Brandon Todd represents Ward 4 on the D.C. Council. (AFRO File Photo)

While most of his colleagues up for re-election in 2016 have drawn opponents, none have surfaced to challenge D.C. Council member Brandon Todd (D-Ward 4) as of yet. Todd, is expected to run for re-election in the June 14, 2016, Democratic Party primary. He was elected in a special election in April to replace Mayor Muriel Bowser on the council.

However, Todd doesn’t have an opponent at this time and Marlena Edwards, a Ward 4 community activist and leader, thinks she knows why. “Brandon is doing an excellent job,” Edwards said. “He’s getting good reviews from neighborhood leaders and he is very accessible. He has an excellent constituent services team and they perform an extreme amount of outreach.”
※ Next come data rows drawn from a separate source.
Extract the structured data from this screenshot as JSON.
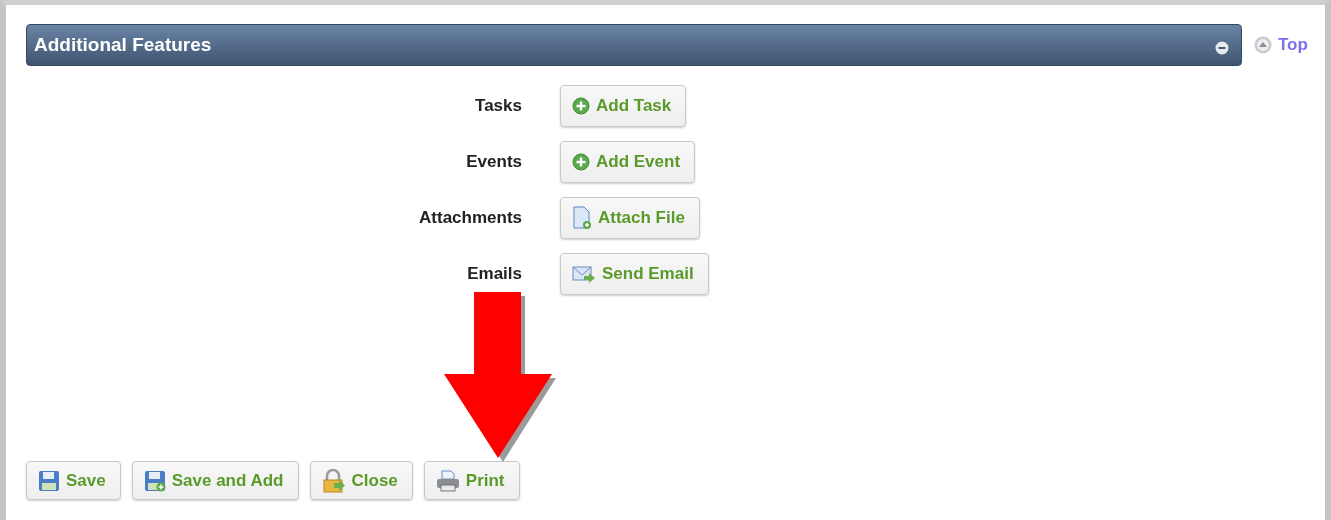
{
  "panel": {
    "title": "Additional Features",
    "expanded": true
  },
  "top_link": "Top",
  "features": [
    {
      "label": "Tasks",
      "button": "Add Task",
      "kind": "add"
    },
    {
      "label": "Events",
      "button": "Add Event",
      "kind": "add"
    },
    {
      "label": "Attachments",
      "button": "Attach File",
      "kind": "file"
    },
    {
      "label": "Emails",
      "button": "Send Email",
      "kind": "email"
    }
  ],
  "actions": [
    {
      "label": "Save",
      "kind": "save"
    },
    {
      "label": "Save and Add",
      "kind": "save-add"
    },
    {
      "label": "Close",
      "kind": "close"
    },
    {
      "label": "Print",
      "kind": "print"
    }
  ]
}
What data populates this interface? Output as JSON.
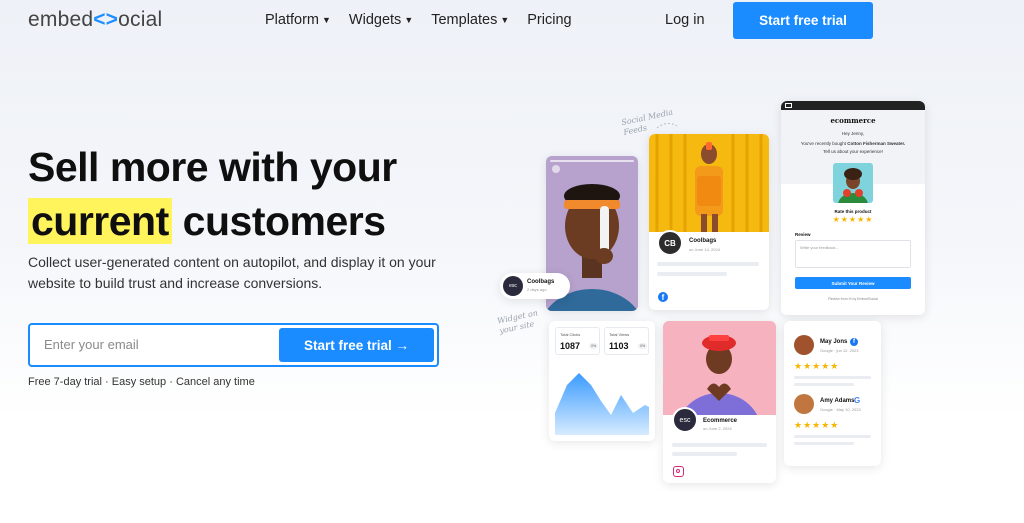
{
  "logo": {
    "part1": "embed",
    "part2": "<>",
    "part3": "ocial"
  },
  "nav": {
    "items": [
      {
        "label": "Platform",
        "has_menu": true
      },
      {
        "label": "Widgets",
        "has_menu": true
      },
      {
        "label": "Templates",
        "has_menu": true
      },
      {
        "label": "Pricing",
        "has_menu": false
      }
    ],
    "login": "Log in",
    "cta": "Start free trial"
  },
  "hero": {
    "headline_line1": "Sell more with your",
    "headline_highlight": "current",
    "headline_line2_rest": "customers",
    "subtext": "Collect user-generated content on autopilot, and display it on your website to build trust and increase conversions.",
    "email_placeholder": "Enter your email",
    "email_cta": "Start free trial →",
    "fineprint": "Free 7-day trial · Easy setup · Cancel any time"
  },
  "illustration": {
    "note_social": "Social Media Feeds",
    "note_widget": "Widget on your site",
    "badge_name": "Coolbags",
    "badge_sub": "2 days ago",
    "post_coolbags": {
      "avatar": "CB",
      "name": "Coolbags",
      "date": "on June 14, 2024"
    },
    "post_ecommerce": {
      "avatar": "esc",
      "name": "Ecommerce",
      "date": "on June 2, 2024"
    },
    "stats": {
      "clicks_label": "Total Clicks",
      "clicks_value": "1087",
      "views_label": "Total Views",
      "views_value": "1103",
      "pct": "0%"
    },
    "email": {
      "brand": "ecommerce",
      "greeting": "Hey Jenny,",
      "line1": "You've recently bought",
      "product": "Cotton Fisherman Sweater.",
      "line2": "Tell us about your experience!",
      "rate_label": "Rate this product",
      "review_label": "Review",
      "review_placeholder": "Write your feedback...",
      "submit": "Submit Your Review",
      "powered": "Review from ✉ by EmbedSocial"
    },
    "reviews": [
      {
        "name": "May Jons",
        "source": "Google",
        "date": "jun 12, 2023",
        "stars": 5
      },
      {
        "name": "Amy Adams",
        "source": "Google",
        "date": "May 10, 2023",
        "stars": 5
      }
    ],
    "colors": {
      "brand_blue": "#1a8cff",
      "highlight_yellow": "#fff45c",
      "star": "#f7b500"
    }
  }
}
Todd served in Bowser’s council office as the director of constituent services and worked in her re-election campaign in 2012 and her mayoral bid in 2014. He was also elected as a delegate to the 2012 Democratic National Convention supporting Barack Obama.
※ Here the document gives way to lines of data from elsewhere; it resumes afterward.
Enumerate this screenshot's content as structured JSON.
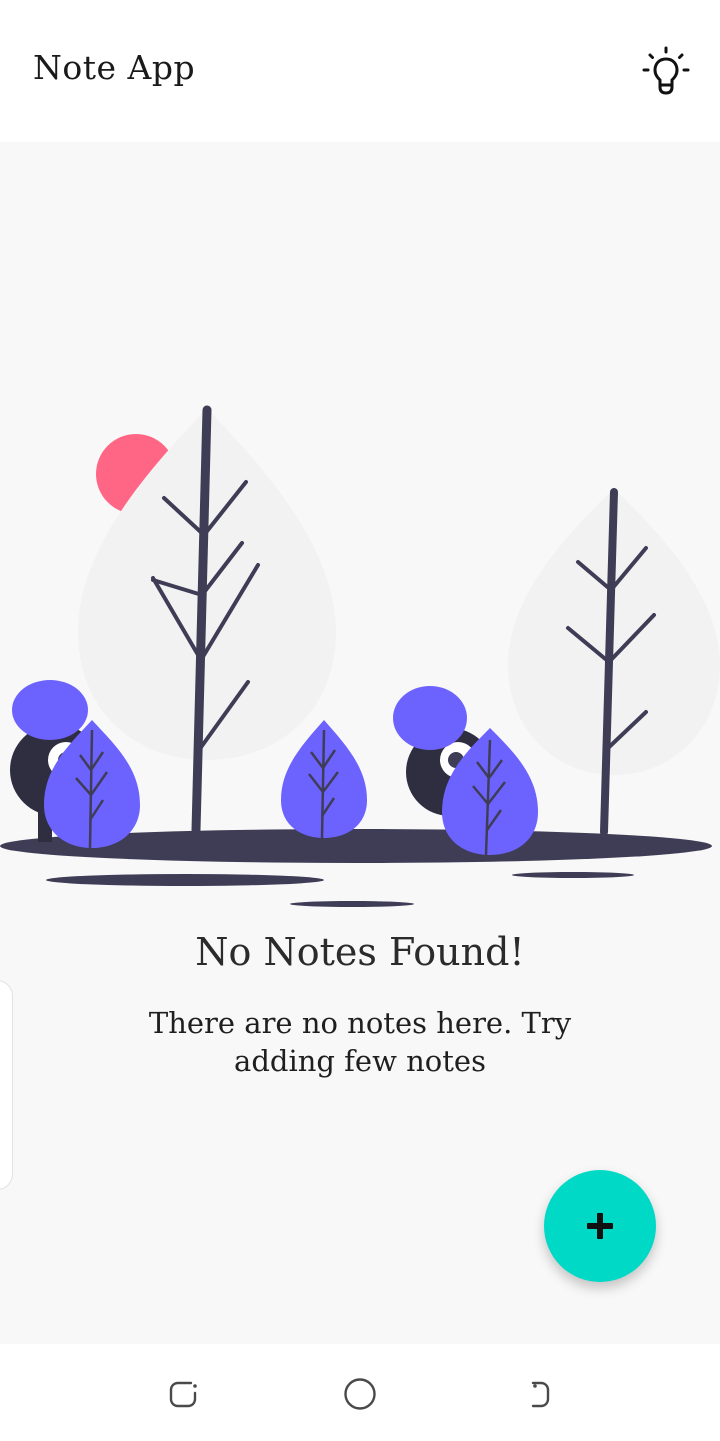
{
  "app_bar": {
    "title": "Note App",
    "theme_icon": "lightbulb-icon"
  },
  "empty_state": {
    "title": "No Notes Found!",
    "message": "There are no notes here. Try adding few notes",
    "illustration": "trees-and-characters-illustration"
  },
  "fab": {
    "icon": "plus-icon",
    "color": "#00d9c5"
  },
  "nav_bar": {
    "items": [
      {
        "icon": "recent-apps-icon"
      },
      {
        "icon": "home-icon"
      },
      {
        "icon": "back-icon"
      }
    ]
  },
  "colors": {
    "accent": "#00d9c5",
    "illustration_purple": "#6c63ff",
    "illustration_dark": "#3f3d56",
    "sun": "#ff6584"
  }
}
Todd represents a ward located mainly in the northern section of Northwest with a sliver of the Northeast quadrant. The ward includes upper-income Chevy Chase and upper middle-class Shepherd Park and Colonial Village with working class neighborhoods such as Riggs Park and Fort Totten.
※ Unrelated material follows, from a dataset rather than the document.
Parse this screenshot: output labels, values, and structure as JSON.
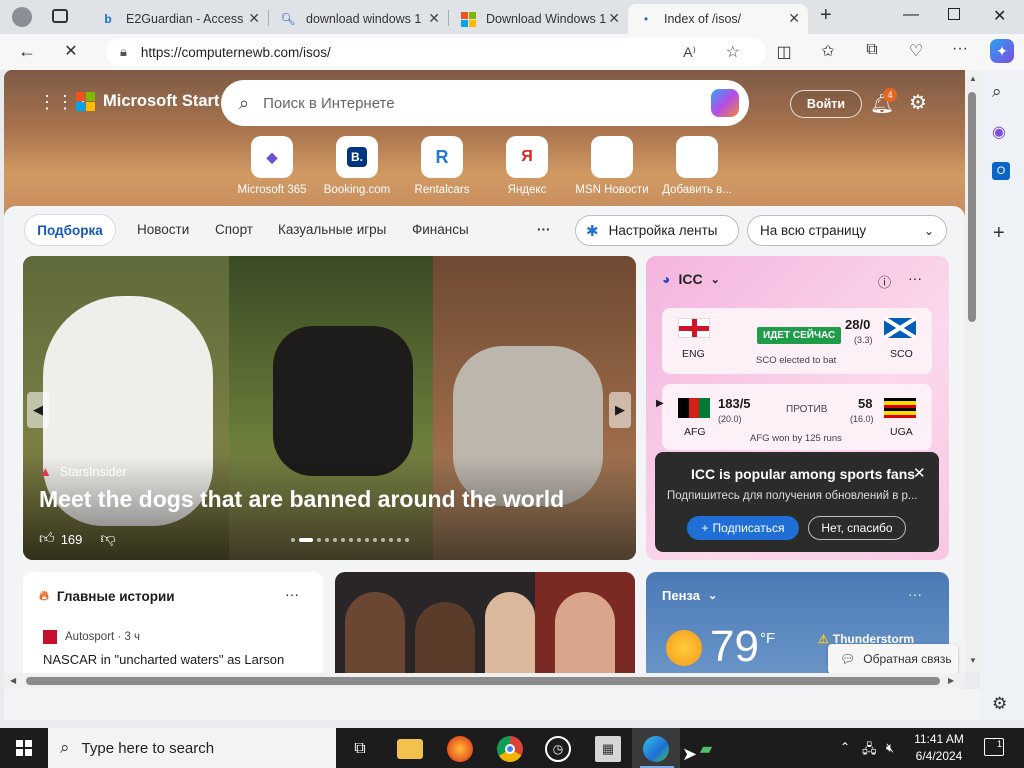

The ward has produced three District mayors – Sharon Pratt, Adrian Fenty and Bowser – as well as former D.C. Council Chairman Arrington Dixon and former D.C. Council member Charlene Drew Jarvis. Until 2014, the ward was known for turning out the largest number of voters in local elections. Additionally, the ward has the second largest number of senior citizens in the city, a group that traditionally votes more than younger-aged residents.

Some of Todd’s colleagues have opponents, however, D.C. Council members Jack Evans (D-Ward 2) and David Grosso (I-At Large) are also running unopposed at this point.

Douglass Sloan, an advisory neighborhood commissioner and a former opponent of Todd’s in the April special election, said he has heard of a possible challenger. “I know that Dwayne Toliver is seriously considering running,” Sloan said. Toliver didn’t respond to calls from the AFRO.

Sloan said that Todd’s political future is tied with Bowser’s, especially in light of concerns about FreshPac, a political action committee she is affiliated with, and the city’s crime rate. “People are waiting to see how Muriel performs as mayor, particularly as she completes her first term,” he said. “If there is wear and tear on her in 2016, people may step up and challenge Brandon.”

Nominating petitions for the 2016 council election season will be available on Jan. 22 of next year and March 16 is the deadline for those petitions.

Everett Hamilton, a spokesperson for Todd’s special election campaign, said that the council member hasn’t launched his campaign and is looking to do that in late January or early February 2016. “Brandon wants to focus on connecting with the residents whether he has one opponent, 15 opponents or zero opponents,” he said.